Every record should be written out again in full, with no character altered.

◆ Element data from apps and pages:
-------

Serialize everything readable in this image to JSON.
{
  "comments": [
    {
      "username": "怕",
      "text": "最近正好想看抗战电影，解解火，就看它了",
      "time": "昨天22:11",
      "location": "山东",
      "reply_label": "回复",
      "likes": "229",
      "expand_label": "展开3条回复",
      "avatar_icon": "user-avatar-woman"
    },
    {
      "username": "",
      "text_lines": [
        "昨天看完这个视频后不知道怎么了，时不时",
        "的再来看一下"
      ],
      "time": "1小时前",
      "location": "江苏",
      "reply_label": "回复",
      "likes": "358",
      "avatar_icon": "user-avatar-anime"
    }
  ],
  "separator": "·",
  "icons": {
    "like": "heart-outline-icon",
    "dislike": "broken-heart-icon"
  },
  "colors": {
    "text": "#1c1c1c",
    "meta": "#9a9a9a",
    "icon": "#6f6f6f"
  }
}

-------

◆ Expected output:
Serialize everything readable in this image to JSON.
{
  "comments": [
    {
      "username": "怕",
      "text": "最近正好想看抗战电影，解解火，就看它了",
      "time": "昨天22:11",
      "location": "山东",
      "reply_label": "回复",
      "likes": "229",
      "expand_label": "展开3条回复",
      "avatar_icon": "user-avatar-woman"
    },
    {
      "username": "",
      "text_lines": [
        "昨天看完这个视频后不知道怎么了，时不时",
        "的再来看一下"
      ],
      "time": "1小时前",
      "location": "江苏",
      "reply_label": "回复",
      "likes": "358",
      "avatar_icon": "user-avatar-anime"
    }
  ],
  "separator": "·",
  "icons": {
    "like": "heart-outline-icon",
    "dislike": "broken-heart-icon"
  },
  "colors": {
    "text": "#1c1c1c",
    "meta": "#9a9a9a",
    "icon": "#6f6f6f"
  }
}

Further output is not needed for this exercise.